### Assigned task
Report each line from the entries in which "circle" can be found.
======== Input data
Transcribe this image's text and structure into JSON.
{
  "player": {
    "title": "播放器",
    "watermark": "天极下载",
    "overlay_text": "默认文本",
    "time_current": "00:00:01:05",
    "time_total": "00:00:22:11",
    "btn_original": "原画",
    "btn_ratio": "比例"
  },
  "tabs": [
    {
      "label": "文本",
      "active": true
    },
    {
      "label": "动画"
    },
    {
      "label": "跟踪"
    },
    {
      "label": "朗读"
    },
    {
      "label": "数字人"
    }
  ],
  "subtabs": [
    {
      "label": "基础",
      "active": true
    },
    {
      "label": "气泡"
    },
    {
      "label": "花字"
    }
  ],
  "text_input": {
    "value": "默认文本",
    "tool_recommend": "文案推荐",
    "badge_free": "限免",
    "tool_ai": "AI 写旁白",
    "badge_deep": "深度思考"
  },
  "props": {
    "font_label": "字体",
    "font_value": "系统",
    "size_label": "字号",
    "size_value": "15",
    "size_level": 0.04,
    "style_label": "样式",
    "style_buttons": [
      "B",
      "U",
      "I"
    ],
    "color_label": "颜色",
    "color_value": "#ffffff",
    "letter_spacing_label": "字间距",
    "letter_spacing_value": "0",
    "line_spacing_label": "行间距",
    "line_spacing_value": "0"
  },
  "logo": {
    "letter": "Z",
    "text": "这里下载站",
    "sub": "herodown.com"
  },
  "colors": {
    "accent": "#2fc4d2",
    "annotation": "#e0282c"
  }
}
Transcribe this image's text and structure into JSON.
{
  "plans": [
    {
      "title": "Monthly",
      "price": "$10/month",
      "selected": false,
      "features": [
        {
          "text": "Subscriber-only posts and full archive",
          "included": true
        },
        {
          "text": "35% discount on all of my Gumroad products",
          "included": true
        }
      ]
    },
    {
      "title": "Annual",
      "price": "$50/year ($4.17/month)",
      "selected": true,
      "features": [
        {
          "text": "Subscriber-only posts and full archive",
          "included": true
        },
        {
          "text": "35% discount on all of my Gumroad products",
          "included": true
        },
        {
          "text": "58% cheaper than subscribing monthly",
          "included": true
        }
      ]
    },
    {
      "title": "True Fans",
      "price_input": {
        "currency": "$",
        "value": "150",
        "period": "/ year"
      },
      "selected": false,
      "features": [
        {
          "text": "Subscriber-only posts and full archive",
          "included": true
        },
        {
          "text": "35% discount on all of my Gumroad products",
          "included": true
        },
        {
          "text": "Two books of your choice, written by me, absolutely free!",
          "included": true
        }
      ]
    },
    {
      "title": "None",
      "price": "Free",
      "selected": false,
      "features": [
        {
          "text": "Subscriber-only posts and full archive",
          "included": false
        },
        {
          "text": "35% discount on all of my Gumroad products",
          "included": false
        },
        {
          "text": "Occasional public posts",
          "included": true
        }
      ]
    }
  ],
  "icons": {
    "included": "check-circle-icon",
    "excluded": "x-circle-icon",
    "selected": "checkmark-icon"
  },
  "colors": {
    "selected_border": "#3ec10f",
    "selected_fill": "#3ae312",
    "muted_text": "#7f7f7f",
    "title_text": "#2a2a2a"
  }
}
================
### Response to the exercise
    "included": "check-circle-icon",
    "excluded": "x-circle-icon",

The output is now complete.